The service was amazing.  Having the liturgy more or less memorized made following along fairly easy.  John, who had been in contact with my parents prior, had apologized at one point to my mother for the choir being short a few harmonies.  And yet, they sounded wonderful.  It was beautiful to hear familiar melodies sung in harmony in a language I can only grasp.  My father was given a few lines, all of which he did in English.  The local priest like all Japanese, soft spoken.  His voice was never too large or loud, and thank to the wonders of architecture he could easily be heard.  I do believe dad startled some the old obaa-san in the church when he did his petitions.  I can only imagine what Father Ziton would have sounded like in there.

The church also had a large chandelier.  Beautifully lit and decorated with icons and carvings.  It also swings very well during an earthquake.  There was a small, ... er smaller one, that made the walls tremble for a moment and the chandeliers sway.  It lasted about a minute, but the chandelier made me feel as though the ground was swaying for much longer than that.

After the service, we went to the rectory and had a meal of a rice dish containing unidentified veggies.  It was very good.  By this point, mom had learned to handle chopsticks.  We sat in the fellowship and were updated as to the status of many churches in Tohoku area.  At this point there was only one priest missing and no contact with many families.  All the churches that could be contacted were standing, but nothing was known of Sendai.  As March 11, all priests have been found, Sendai church was wiped out, and
"Among 1.5 thousands parishioners in Tohoku area; seven were killed by tsunami, one died from shock of the earthquake.
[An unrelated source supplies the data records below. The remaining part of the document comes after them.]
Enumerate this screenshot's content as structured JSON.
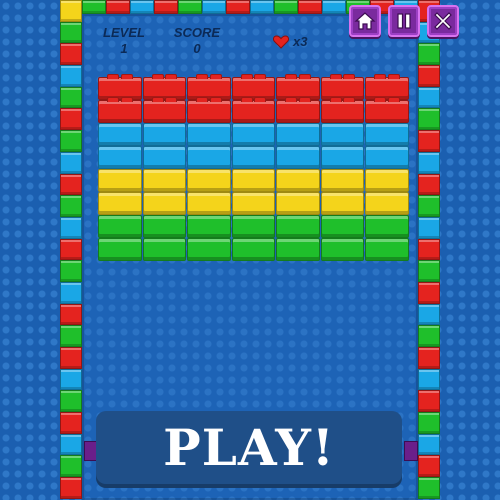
{
  "hud": {
    "level_label": "LEVEL",
    "level_value": "1",
    "score_label": "SCORE",
    "score_value": "0",
    "lives_text": "x3"
  },
  "buttons": [
    {
      "name": "home",
      "icon": "home-icon"
    },
    {
      "name": "pause",
      "icon": "pause-icon"
    },
    {
      "name": "close",
      "icon": "close-icon"
    }
  ],
  "bricks": {
    "columns": 7,
    "rows": [
      "red",
      "red",
      "blue",
      "blue",
      "yellow",
      "yellow",
      "green",
      "green"
    ]
  },
  "colors": {
    "red": "#e4231f",
    "blue": "#1aa7e6",
    "yellow": "#f4d41b",
    "green": "#1fbf2b",
    "button_purple": "#7a2a9e"
  },
  "play_button": {
    "label": "PLAY!"
  },
  "border_pattern": {
    "left": [
      "yellow",
      "green",
      "red",
      "blue",
      "green",
      "red",
      "green",
      "blue",
      "red",
      "green",
      "blue",
      "red",
      "green",
      "blue",
      "red",
      "green",
      "red",
      "blue",
      "green",
      "red",
      "blue",
      "green",
      "red"
    ],
    "right": [
      "red",
      "blue",
      "green",
      "red",
      "blue",
      "green",
      "red",
      "blue",
      "red",
      "green",
      "blue",
      "red",
      "green",
      "red",
      "blue",
      "green",
      "red",
      "blue",
      "red",
      "green",
      "blue",
      "red",
      "green"
    ],
    "top": [
      "green",
      "red",
      "blue",
      "red",
      "green",
      "blue",
      "red",
      "blue",
      "green",
      "red",
      "blue",
      "green",
      "red",
      "blue"
    ]
  }
}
In coastal area many losts their houses and job. Countless people had damages on their houses, shops and offices. Diocese has not yet had clear grasp of their situation. "
If you can read Japanese, or feel like you want to Google translate a bunch, there are some more recent updates from the Bishop Seraphim.

All in all, it was wonderful time and place to be amidst the strife and confusion of the Earthquake and Tsunami.


1 comment:

  1. It must be nice to have some familiarities even though you are thousands of miles from home.

    When you mentioned Father Ziton I had a hilarious mental picture of little old ladies running in terror from his army-sergeant voice.